may resolve itself in highs and lows, such as hopefulness one day and
hopelessness the next. Some people go into a protective mode of feeling (or
at least showing) no emotion at all. All of this is normal.
SHOCK: "I don't
DENIAL: "It's not true. He'll come through the door at any
GUILT: "I knew this would happen. I should have done
ANGER: "How could she (he) do this to me?"
FEAR: "Will this happen to me? To my children? To my
Mourning is different than grieving. Mourning involves the public
display of grief. In other words, the wearing of black, the church services
to pray for the lost friend or family member, the seeking out of anyone
willing to talk about the loved one. Not all mourning is done publicly, but
mourning in and of itself is considered the public face we put on our grief.
STAGES OF GRIEF
Defined by Elsabeth Kubler-Ross in her book, "On Death and
Dying," Macmillan Publishing Company, 1969, the stages of grief are as
DENIAL: A refusal to
believe or accept what has happened.
ANGER : Blaming others for the loss. Blaming oneself for the loss.
BARGAINING: This can involve bargains with oneself, or with God.
DEPRESSION : Listlessness, tiredness, a feeling of being punished.
ACCEPTANCE: Realizing that life goes on, thereby allowing yourself
You should be aware of the fact
that there are differing viewpoints on the validity of Ms. Kubler-Ross's
stages of grief, and we present them here only to help you identify and work
through your loss. You will notice that the 5 Stages of Grief are quite
similar to the emotions mentioned above. The important thing to remember is
that what you are feeling is personal and may or may not be identified by
the words written here.
In our research on this

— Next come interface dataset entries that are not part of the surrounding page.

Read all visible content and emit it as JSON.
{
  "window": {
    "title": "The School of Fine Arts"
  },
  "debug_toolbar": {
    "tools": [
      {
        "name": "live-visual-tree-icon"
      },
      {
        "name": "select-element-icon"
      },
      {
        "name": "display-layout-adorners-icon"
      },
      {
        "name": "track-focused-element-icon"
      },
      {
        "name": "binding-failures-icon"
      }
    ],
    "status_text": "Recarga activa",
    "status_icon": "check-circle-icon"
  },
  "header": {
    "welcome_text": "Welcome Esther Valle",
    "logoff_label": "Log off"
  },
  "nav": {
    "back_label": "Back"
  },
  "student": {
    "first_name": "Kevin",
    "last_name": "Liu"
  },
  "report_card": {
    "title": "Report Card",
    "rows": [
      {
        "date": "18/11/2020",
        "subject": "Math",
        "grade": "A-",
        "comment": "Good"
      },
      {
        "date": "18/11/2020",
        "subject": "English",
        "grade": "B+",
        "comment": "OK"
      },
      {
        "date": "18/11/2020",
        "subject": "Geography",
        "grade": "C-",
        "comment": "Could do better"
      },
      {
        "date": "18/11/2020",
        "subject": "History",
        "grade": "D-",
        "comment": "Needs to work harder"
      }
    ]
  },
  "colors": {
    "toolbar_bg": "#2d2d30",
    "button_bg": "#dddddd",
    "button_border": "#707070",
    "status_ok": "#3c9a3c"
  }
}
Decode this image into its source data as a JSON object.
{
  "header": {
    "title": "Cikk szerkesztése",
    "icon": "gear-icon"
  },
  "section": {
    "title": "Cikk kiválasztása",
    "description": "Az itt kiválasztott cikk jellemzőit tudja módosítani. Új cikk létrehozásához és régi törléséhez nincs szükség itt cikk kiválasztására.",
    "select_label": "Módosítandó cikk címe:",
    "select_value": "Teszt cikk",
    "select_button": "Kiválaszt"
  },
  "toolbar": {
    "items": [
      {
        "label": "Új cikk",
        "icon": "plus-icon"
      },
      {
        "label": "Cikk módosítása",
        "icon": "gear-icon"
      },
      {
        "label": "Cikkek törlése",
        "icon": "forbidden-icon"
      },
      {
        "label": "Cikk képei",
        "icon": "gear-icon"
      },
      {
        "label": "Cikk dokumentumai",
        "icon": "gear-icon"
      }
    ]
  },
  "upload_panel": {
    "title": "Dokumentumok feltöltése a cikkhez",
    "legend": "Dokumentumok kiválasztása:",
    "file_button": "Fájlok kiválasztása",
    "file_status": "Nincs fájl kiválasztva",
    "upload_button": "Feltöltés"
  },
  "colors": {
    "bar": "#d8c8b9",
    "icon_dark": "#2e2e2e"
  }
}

subject, the overwhelming response of grief counseling sites, funeral
information sites, and therapists offering online help, was to allow
yourself to let the grief out. Tears are acceptable and time is advised. Do
not suppress your tears, and do not rush your recovery.
Grief Work is suggested.
Grief work can be summarized
by the acronym TEAR:
T = To accept the reality of the loss.
E = Experience the pain of the loss.
A = Adjust to the new environment without your [loved] one.
R = Reinvest in the new reality.
Visit the link above to learn
more about this valuable method of dealing with your grief. You are not
alone. Recovering from the death of a loved one is a difficult task. See
more writings at the links below.
Support - Pregnancy & Infant Loss Support
The Grief Recovery
Institute® - Grief Recovery Support
Grief Loss &
Recovery - Articles, poems, and personal stories
Respite Network and Resource Center
Foundation - Info about hospice & quality of life
Death & Dying - Links to funeral planning and grief support